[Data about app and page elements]
-=-=-=-=-

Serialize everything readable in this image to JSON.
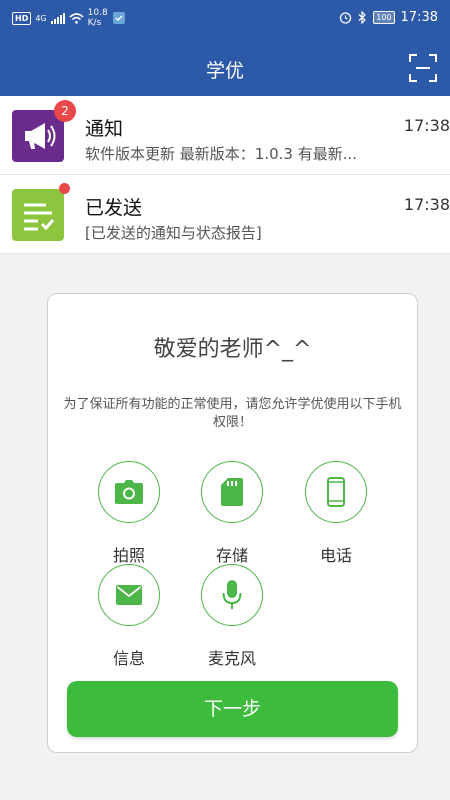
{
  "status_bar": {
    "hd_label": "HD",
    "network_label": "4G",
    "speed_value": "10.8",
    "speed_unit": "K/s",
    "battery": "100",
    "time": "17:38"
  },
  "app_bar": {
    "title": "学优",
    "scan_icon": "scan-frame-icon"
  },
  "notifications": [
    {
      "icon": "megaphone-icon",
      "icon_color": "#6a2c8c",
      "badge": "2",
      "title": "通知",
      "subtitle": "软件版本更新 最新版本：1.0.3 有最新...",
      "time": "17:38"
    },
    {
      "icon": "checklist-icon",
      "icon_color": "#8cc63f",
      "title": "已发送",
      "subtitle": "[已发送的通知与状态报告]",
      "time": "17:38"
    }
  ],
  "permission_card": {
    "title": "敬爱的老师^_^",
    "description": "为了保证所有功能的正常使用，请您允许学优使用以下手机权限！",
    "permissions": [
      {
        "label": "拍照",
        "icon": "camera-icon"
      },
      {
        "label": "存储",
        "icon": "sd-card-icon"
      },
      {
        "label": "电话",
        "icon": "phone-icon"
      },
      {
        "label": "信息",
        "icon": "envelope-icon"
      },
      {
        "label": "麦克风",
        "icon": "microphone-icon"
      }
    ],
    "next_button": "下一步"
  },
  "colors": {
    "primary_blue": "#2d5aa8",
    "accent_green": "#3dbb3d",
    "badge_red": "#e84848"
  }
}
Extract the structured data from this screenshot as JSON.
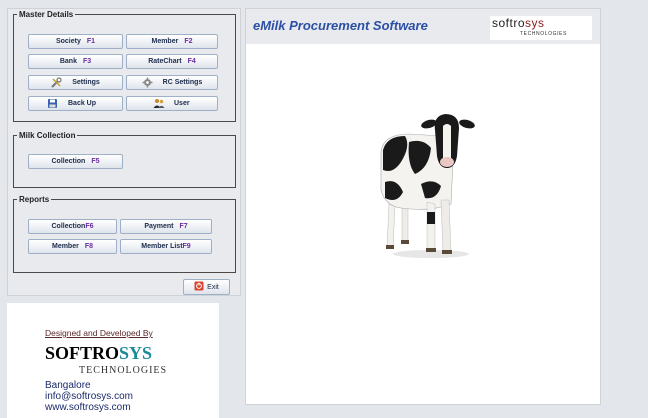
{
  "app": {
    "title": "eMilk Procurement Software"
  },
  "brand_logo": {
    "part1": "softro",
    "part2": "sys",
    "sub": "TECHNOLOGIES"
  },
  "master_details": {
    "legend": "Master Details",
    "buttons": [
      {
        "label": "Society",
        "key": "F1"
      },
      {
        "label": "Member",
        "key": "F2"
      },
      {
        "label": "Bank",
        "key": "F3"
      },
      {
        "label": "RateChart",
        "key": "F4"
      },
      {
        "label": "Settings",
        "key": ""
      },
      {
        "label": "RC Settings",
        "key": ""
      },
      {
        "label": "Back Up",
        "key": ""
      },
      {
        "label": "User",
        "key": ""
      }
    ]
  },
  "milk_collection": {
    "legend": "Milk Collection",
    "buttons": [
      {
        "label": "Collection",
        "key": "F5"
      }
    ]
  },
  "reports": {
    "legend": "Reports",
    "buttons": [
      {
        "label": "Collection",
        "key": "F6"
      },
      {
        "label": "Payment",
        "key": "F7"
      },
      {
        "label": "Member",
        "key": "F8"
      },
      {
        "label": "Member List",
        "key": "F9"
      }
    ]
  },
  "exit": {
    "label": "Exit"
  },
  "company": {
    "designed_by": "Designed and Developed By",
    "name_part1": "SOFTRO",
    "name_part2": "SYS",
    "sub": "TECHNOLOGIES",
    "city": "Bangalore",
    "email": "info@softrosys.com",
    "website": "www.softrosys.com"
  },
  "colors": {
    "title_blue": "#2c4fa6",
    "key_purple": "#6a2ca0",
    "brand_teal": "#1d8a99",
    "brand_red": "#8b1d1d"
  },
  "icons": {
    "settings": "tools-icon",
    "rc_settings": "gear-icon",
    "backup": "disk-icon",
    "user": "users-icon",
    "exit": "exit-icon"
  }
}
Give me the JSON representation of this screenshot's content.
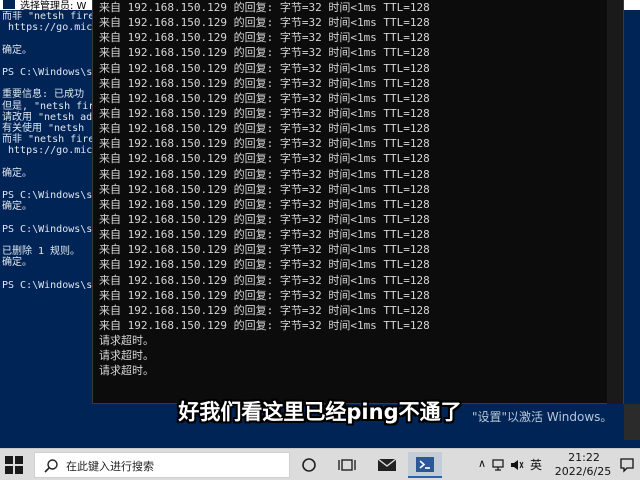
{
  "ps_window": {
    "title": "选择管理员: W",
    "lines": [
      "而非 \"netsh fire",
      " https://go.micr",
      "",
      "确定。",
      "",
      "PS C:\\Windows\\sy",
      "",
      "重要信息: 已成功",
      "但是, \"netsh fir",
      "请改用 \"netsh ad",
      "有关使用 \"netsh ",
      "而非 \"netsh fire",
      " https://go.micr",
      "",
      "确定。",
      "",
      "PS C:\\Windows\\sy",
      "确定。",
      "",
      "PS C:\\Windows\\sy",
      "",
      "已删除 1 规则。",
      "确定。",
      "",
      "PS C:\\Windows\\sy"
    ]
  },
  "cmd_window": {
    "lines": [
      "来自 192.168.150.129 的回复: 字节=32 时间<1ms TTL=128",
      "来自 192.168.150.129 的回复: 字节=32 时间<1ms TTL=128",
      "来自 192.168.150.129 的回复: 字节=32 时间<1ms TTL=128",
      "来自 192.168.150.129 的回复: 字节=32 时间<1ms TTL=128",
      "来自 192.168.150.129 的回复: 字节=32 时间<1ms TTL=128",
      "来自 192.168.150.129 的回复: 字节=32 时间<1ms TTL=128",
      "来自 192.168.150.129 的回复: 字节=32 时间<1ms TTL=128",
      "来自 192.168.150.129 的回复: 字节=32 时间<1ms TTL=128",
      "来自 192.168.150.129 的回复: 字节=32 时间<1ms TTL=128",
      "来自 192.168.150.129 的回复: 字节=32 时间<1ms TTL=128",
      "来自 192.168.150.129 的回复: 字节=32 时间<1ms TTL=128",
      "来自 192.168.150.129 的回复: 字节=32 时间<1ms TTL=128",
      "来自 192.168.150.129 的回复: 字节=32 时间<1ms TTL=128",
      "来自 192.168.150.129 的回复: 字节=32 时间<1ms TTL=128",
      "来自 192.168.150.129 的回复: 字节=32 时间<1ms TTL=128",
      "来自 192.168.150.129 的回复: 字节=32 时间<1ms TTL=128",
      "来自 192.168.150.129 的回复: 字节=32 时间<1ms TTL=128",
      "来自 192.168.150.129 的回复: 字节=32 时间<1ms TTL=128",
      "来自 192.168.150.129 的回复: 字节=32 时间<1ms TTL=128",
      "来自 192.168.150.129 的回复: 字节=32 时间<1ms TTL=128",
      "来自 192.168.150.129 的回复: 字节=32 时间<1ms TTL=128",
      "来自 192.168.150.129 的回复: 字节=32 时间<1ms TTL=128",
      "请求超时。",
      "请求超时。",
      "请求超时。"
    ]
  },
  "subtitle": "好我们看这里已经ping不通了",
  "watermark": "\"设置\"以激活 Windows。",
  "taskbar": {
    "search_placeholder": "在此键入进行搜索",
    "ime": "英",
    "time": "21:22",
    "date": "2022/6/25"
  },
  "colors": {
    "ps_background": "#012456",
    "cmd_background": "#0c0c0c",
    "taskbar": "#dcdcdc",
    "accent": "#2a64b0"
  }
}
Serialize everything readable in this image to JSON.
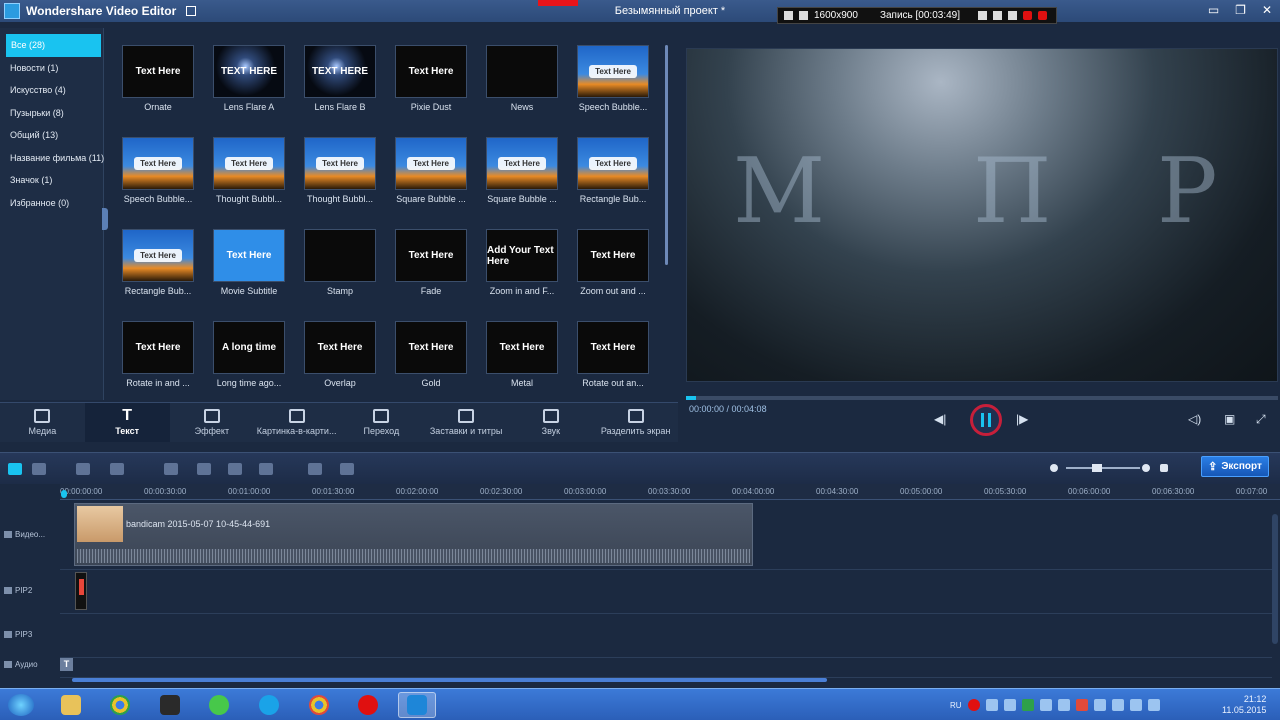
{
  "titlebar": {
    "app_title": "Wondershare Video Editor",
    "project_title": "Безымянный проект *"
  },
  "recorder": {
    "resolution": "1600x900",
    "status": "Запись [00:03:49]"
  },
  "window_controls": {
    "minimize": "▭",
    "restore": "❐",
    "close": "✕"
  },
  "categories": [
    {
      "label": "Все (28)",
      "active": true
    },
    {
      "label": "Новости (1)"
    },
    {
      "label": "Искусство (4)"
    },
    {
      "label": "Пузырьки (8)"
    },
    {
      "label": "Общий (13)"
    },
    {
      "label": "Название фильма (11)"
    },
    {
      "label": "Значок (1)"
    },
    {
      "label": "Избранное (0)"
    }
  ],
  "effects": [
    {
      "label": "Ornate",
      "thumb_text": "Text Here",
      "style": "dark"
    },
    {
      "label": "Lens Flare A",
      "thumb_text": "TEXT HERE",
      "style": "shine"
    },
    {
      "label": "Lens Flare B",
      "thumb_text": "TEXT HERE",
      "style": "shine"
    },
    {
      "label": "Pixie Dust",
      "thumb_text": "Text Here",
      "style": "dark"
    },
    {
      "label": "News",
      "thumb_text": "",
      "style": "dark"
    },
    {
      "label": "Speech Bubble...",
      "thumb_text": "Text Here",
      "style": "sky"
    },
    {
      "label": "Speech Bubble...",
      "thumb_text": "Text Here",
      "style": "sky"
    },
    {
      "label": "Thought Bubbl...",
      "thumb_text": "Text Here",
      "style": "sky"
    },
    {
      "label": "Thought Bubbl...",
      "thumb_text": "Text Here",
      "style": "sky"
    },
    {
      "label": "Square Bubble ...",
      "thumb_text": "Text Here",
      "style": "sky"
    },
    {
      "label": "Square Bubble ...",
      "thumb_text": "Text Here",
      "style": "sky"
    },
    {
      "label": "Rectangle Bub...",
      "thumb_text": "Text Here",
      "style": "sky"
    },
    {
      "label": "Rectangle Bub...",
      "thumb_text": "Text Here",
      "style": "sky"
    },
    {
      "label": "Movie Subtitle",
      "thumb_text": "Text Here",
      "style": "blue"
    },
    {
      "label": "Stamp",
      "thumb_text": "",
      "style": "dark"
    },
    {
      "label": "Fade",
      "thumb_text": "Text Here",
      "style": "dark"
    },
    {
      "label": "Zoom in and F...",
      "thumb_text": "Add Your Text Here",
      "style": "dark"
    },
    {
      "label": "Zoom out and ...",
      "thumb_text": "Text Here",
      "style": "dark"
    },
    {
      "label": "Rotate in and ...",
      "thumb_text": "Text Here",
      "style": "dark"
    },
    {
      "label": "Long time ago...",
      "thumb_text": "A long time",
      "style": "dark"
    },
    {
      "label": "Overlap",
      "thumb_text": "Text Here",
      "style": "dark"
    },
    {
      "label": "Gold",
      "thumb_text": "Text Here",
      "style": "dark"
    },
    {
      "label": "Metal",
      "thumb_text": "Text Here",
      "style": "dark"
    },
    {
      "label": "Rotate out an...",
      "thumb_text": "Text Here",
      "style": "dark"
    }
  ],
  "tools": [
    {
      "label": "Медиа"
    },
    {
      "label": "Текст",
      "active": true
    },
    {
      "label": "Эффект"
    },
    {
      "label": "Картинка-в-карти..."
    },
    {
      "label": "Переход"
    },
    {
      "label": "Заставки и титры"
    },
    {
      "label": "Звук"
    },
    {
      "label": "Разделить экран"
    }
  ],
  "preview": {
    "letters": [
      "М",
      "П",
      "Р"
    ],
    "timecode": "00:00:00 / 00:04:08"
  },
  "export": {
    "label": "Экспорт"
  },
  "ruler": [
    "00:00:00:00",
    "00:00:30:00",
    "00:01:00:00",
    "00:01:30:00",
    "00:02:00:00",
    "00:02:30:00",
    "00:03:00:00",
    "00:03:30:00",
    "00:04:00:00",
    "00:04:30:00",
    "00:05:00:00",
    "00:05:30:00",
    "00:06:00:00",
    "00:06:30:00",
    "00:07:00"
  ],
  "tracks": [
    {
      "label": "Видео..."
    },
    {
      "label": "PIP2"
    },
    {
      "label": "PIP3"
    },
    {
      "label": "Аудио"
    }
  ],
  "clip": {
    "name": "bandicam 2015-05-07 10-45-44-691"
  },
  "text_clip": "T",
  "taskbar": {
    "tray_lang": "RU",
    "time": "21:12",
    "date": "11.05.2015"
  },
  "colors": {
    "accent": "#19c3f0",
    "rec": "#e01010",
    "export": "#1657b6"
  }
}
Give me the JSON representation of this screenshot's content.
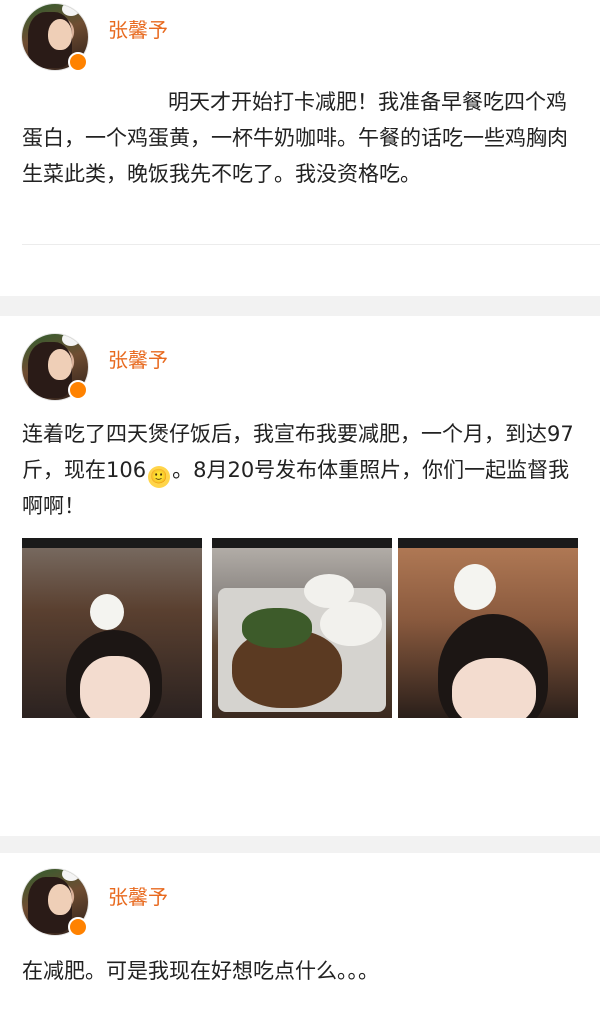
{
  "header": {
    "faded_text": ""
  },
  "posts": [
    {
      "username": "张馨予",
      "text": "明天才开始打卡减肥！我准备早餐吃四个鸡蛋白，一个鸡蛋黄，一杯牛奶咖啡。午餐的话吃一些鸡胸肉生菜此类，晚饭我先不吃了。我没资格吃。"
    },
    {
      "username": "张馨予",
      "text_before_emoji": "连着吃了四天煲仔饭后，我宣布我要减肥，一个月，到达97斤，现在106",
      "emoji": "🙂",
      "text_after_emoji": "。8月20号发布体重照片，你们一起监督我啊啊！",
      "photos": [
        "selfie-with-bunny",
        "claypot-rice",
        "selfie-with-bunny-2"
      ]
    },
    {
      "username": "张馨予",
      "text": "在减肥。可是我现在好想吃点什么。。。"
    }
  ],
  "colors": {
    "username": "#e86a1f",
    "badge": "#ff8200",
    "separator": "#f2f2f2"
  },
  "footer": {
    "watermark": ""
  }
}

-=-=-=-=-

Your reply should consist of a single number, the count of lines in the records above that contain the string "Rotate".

**Answer to this exercise**
2